English vocabulary is of two very different kinds*. It consists firstly of the predominantly one-syllable Anglo-Saxon words like fire, climb, ask. And secondly there are the multi-syllable words like conflagration, comprehension, interrogate which came into the language from Latin and Greek after the Norman invasion in 1066.
Although the short Anglo-Saxon words constitute only about 10% of total English vocabulary, they are the mainstay of everyday conversational English - in fact they make up almost all of the 100 most commonly-used words in the English language. The longer French, Greek or Latin-origin words are found in formal settings such as education and government.
In general**, the short words of Anglo-Saxon origin are easy to learn and use. Since these words are also the most common ones in the language, it is no surprise that many ESL learners pick them up quickly and soon become proficient in conversational English. The other words (of French, Latin or Greek origin, which comprise about 90% of the language) are harder to learn, often because they convey abstract concepts. However they are prerequisite to the comprehension of academic texts. Reading comprehension, in turn, is a prerequisite of academic success.
This interdependence of vocabulary knowledge, reading ability and academic achievement is summarized by Folse (2004):
"Nonnative speakers must have good reading skills if they expect to have any chance of academic success.
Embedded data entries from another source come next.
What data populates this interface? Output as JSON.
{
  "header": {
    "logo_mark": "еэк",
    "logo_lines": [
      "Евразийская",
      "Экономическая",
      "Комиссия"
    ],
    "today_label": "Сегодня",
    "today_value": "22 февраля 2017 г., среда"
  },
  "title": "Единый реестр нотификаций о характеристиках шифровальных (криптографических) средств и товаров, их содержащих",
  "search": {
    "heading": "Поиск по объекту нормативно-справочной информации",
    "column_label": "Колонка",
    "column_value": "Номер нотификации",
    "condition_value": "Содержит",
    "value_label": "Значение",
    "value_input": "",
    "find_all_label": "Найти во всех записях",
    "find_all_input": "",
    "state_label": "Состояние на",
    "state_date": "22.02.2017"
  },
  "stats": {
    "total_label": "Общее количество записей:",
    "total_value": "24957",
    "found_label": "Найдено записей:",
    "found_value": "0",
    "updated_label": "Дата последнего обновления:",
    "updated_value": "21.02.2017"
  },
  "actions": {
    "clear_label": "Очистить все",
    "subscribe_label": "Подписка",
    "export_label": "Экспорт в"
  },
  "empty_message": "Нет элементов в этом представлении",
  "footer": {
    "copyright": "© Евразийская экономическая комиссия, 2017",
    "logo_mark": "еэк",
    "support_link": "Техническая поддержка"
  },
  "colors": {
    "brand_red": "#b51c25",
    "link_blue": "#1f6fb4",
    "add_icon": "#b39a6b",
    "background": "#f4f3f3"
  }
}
Numerous researchers have shown the relationship between vocabulary knowledge and reading ability."It is evident, therefore, that students who want to do well in school will have to build a large vocabulary.
In summary, learning vocabulary is the most important thing that ESL students should focus on in order to achieve academic success - over and above completing the regular class work. Teachers who follow the above advice will be making a significant contribution, not only to the student's English vocabulary development but also to his or her ability to do well in their subject.
Folse, K. 2004. Vocabulary Myths: Applying second language research to classroom teaching. University of Michigan Press.